There is a Kiwi golfer atop of the ISPS Handa NZ Women’s Open leader board but not the one that everybody expected. Sydney-based Kiwi Stacey Tate fired a four-under par 68 in the cold conditions of the afternoon round to claim a share of the lead alongside South Korean professional Seon Woo Bae with tournament favourite Lydia Ko delivering a remarkable fight back to stay in contention.
The World No.4 Ko didn’t think it was going to be her day. She made the turn in two-over par but she thrilled the large gallery when she played the back nine in five-under par 31 to sign for a three-under par 69 at the Clearwater Golf Club.
The 16-year-old will begin round two in a share of third place, one stroke behind Bae and Tate, who was six-under par through 16 holes only to drop two shots in the final two holes.
Ko is one of five players tied for third alongside English sensation Charley Hull, Hyeji Lee (South Korea) Sarah Jane Smith (Australia) and Alexandra Vilatte (France) who opened with rounds of 69
She was happy with her run of five birdies on the homeward nine after it looked like she was heading for a forgettable opening to the National Open.
“I kind of thought maybe this isn’t my day,” said Ko at her press conference.
“I didn’t really know what to think. Especially when you are not playing well in all aspects of your game. You can’t really say ‘I am playing well, I am playing well’ because you are not. Trying to be confident was one of the hardest things I had to do today.”
In time Ko’s confidence returned. She made a great save for par on her 10th hole and then birdied three of the next four holes to get back into the red numbers.
The LPGA Tour Rookie finished with a flourish when she made a spectacular birdie on the 8th (her 17th) and then chipped in on the par 3 9th (18th) to complete the remarkable turnaround.
“The back nine was definitely the highlight especially chipping in on the last hole. I didn’t give myself too many opportunities to make birdie on the front nine. I wasn’t hitting it too good and then I warmed up.
“I putted really well and made a lot of saves for par from around six feet. My putting was definitely better than the rest of my game. After a birdie that is where I build my confidence and birdie after birdie definitely helps.”
Meanwhile Tate, who reignited her professional career after a four year hiatus from the game, was pinching herself after her first visit to the Media Centre.
“I started off pretty shaky, it is always pretty nerve-wracking coming to your National Open and wanting to do well,” said the 29-year-old from Auckland’s North Shore who didn’t have a practice round.

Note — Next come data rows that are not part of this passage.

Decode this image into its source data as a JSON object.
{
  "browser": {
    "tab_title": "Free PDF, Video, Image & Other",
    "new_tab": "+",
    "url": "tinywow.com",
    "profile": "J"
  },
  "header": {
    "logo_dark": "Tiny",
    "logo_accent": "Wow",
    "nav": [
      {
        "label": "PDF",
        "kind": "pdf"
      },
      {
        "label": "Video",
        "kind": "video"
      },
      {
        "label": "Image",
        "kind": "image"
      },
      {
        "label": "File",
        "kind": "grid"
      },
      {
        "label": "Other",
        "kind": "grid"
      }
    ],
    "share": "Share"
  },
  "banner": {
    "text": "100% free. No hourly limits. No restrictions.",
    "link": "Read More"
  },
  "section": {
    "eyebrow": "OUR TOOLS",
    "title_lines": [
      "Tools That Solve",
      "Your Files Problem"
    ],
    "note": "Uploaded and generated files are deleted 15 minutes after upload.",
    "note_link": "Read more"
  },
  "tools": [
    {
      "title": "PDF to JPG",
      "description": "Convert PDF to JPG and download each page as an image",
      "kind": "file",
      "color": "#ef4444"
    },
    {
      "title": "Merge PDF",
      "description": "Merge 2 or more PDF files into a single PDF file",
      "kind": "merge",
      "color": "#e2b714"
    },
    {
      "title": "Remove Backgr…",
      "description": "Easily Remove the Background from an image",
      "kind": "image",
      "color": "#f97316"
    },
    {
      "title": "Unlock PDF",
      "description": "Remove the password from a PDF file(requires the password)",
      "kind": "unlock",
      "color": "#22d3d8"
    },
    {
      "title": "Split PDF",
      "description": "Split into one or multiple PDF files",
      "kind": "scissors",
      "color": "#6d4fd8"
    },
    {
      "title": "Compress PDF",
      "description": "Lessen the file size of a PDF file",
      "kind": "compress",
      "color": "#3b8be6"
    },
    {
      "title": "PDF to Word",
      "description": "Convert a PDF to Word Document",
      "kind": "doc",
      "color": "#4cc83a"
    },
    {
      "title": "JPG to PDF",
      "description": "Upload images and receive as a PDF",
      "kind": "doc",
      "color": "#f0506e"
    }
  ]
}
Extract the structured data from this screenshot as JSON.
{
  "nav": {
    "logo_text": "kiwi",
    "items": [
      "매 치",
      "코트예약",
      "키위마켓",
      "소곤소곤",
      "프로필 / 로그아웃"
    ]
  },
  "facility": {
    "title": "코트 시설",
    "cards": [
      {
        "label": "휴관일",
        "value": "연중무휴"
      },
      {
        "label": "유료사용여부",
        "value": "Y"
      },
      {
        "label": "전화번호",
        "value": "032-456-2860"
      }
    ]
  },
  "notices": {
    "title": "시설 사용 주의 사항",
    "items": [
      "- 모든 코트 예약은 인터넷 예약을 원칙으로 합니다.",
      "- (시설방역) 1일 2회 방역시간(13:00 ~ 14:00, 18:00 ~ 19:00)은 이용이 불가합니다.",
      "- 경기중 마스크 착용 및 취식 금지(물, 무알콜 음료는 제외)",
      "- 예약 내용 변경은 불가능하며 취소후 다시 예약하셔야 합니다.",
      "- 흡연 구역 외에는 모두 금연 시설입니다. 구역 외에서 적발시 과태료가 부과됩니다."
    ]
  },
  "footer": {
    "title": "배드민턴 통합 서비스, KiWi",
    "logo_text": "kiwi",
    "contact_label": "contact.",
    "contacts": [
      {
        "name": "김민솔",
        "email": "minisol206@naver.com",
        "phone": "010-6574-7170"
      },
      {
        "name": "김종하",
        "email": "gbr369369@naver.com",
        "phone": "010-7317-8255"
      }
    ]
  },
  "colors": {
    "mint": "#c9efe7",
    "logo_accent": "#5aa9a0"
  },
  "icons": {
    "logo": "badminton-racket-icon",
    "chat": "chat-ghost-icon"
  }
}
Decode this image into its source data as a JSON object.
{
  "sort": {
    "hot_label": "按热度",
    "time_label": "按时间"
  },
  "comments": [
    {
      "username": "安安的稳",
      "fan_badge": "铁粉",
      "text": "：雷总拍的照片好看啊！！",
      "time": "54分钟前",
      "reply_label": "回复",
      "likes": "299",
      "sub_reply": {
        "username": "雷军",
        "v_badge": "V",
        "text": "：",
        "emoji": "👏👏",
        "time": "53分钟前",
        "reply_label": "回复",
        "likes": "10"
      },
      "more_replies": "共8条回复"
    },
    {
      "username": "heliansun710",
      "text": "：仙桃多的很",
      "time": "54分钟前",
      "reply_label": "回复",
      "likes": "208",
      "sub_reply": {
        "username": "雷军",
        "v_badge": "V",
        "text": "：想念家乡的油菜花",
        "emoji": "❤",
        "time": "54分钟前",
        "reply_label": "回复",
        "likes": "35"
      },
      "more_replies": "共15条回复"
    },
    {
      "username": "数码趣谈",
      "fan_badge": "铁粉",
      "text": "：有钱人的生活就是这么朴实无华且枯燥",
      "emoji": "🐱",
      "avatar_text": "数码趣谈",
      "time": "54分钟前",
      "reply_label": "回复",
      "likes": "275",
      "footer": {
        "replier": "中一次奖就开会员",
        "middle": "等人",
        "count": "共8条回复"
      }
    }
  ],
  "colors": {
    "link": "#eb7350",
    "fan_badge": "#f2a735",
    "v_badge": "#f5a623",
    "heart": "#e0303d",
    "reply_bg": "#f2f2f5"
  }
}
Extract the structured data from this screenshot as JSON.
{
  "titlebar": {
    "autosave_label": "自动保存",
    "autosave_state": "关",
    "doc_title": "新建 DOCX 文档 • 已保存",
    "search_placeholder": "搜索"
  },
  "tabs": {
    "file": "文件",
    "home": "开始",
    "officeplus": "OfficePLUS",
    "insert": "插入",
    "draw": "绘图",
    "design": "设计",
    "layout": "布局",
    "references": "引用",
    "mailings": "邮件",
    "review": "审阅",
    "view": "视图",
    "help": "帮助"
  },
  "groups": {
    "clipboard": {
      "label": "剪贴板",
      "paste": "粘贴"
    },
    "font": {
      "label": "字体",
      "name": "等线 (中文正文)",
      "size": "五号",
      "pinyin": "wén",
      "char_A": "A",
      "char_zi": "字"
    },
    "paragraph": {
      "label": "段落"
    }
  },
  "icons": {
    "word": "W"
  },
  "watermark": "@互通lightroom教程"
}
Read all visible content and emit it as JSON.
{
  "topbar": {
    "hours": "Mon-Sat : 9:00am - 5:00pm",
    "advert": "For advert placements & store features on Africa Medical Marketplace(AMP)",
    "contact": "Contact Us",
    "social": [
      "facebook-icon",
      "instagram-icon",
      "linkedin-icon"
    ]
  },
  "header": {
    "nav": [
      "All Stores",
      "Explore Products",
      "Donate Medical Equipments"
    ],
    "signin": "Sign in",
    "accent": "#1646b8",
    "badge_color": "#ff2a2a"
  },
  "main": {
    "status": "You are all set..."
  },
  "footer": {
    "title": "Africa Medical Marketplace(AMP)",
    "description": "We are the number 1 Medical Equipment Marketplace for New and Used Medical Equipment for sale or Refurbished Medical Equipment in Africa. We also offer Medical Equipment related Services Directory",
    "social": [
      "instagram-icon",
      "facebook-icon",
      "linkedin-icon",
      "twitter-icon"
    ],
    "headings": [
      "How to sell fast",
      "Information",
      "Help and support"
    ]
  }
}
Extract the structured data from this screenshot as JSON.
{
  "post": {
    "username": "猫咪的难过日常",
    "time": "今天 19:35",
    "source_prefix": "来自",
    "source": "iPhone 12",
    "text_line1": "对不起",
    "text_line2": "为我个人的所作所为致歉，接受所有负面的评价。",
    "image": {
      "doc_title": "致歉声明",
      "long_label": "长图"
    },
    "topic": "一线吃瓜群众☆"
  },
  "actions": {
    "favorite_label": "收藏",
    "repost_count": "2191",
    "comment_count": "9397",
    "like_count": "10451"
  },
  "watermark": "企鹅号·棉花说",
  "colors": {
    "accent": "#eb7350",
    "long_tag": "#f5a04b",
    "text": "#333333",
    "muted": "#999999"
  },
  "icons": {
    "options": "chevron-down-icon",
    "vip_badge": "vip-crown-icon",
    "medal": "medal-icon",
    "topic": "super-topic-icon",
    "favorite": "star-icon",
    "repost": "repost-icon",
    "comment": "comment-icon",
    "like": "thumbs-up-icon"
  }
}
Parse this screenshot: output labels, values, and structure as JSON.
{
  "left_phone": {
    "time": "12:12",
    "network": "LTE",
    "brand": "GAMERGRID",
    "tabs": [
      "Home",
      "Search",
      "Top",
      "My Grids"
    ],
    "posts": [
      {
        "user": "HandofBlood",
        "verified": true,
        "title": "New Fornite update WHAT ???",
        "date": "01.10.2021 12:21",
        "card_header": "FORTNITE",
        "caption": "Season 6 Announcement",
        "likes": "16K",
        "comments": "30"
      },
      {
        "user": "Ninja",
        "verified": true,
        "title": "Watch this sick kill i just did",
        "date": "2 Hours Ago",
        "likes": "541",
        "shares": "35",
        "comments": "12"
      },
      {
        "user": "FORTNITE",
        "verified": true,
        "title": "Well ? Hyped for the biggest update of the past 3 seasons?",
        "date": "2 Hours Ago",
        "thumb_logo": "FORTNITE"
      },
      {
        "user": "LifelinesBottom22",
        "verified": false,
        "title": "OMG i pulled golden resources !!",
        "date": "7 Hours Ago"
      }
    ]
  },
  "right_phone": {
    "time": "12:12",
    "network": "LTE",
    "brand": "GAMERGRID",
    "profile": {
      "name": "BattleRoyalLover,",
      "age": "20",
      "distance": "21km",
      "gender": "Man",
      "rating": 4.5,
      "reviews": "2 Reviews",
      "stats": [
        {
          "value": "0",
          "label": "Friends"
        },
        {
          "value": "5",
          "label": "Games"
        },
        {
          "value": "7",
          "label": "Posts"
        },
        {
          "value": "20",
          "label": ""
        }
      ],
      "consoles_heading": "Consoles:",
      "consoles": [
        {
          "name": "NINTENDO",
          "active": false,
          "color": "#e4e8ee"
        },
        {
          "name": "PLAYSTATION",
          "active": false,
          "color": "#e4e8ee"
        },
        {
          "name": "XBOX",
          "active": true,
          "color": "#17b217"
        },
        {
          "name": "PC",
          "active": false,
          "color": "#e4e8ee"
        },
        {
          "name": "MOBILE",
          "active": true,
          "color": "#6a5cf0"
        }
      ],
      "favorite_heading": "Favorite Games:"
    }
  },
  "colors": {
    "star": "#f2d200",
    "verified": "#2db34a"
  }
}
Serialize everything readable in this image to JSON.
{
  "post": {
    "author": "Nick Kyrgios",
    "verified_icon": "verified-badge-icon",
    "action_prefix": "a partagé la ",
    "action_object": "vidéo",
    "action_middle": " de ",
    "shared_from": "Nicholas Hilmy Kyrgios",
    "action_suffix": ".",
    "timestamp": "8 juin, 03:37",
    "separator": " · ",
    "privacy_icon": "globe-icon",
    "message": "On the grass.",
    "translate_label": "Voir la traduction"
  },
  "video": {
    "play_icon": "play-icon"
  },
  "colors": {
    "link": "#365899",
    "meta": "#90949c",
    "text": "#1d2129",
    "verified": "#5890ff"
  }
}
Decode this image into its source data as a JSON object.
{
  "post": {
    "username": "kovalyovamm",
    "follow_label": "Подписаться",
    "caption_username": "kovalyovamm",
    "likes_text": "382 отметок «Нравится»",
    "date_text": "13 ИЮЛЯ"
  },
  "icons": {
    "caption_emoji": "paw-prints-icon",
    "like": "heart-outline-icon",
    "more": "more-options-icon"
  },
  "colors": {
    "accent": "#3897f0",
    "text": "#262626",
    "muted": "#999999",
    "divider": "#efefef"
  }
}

“But once I got into the round it started to flow.” It sure did. Tate made five birdies in a row to start her back nine and then added another on seven to get to six-under par for the event.
It was a surreal feeling for Tate – who has worked in real estate, as a personal trainer and now golf administration – after not playing competitively for some time.
“I gave the game away for about four years. I was pretty sick of it. I stepped back from the game and went back into the real world and got some perspective on life. Golf is my happy place so it is good to be back.”
It was the sort of round golfer’s dream of, until the bogey – bogey finish that is.
“These things happen,” she said with a laugh. “That was probably a bit of nerves to be honest. I am pretty pleased with the way I played.”
Tate revealed all of her preparation was working on the process and it showed with the birdies.
“It just felt like easy golf. My goals for the week were to just keep things as basic as possible. Centre of greens, centre of fairways – just thinking clearly out there. You only have to focus for nine or 10 seconds so I am just focusing on that moment.”
Bae was also focusing on the moment. The South Korean professional, who fired a course record eight-under par 64 at Clearwater in 2013 on her way to finishing fourth, continued her affinity with the Christchurch layout.
“I am lucky today,” said the 20-year-old. “I didn’t play too good but I putted very well to get a good score.”
“I played well on the back nine [the front nine at Clearwater]. I was hitting the ball very close to inside six feet most of the time and making the putts. My short putts were good. I am happy with my score.”
The World No.242 is hoping she can continue this form to contend the title at a course that she feels right at home on.
“I love Clearwater. It is the same sort of course as we have in Korea. I like this design and it is very beautiful. I feel comfortable playing here. I am very happy to be course record holder.”
Meanwhile England’s Charley Hull was happy with her start in her first tournament of 2014.
The LET Rookie of the Year got off to a poor start with her opening tee shot that hit two different cart paths but recovered superbly to make a birdie.
She wasn’t feeling too good about her swing until she made some alterations.
“After six holes I realised that my club face was open with my driver. So I thought I would square it up and I started hitting it a bit more straight,” said the 17-year-old.
“I am trying to get my game more smooth. I was trying to hit it too hard. I played really great in the last three weeks of last year. I fell into my old habits today when I was trying to smash it but when I play with a smoother tempo it is better. I was happy to shoot 69 today.”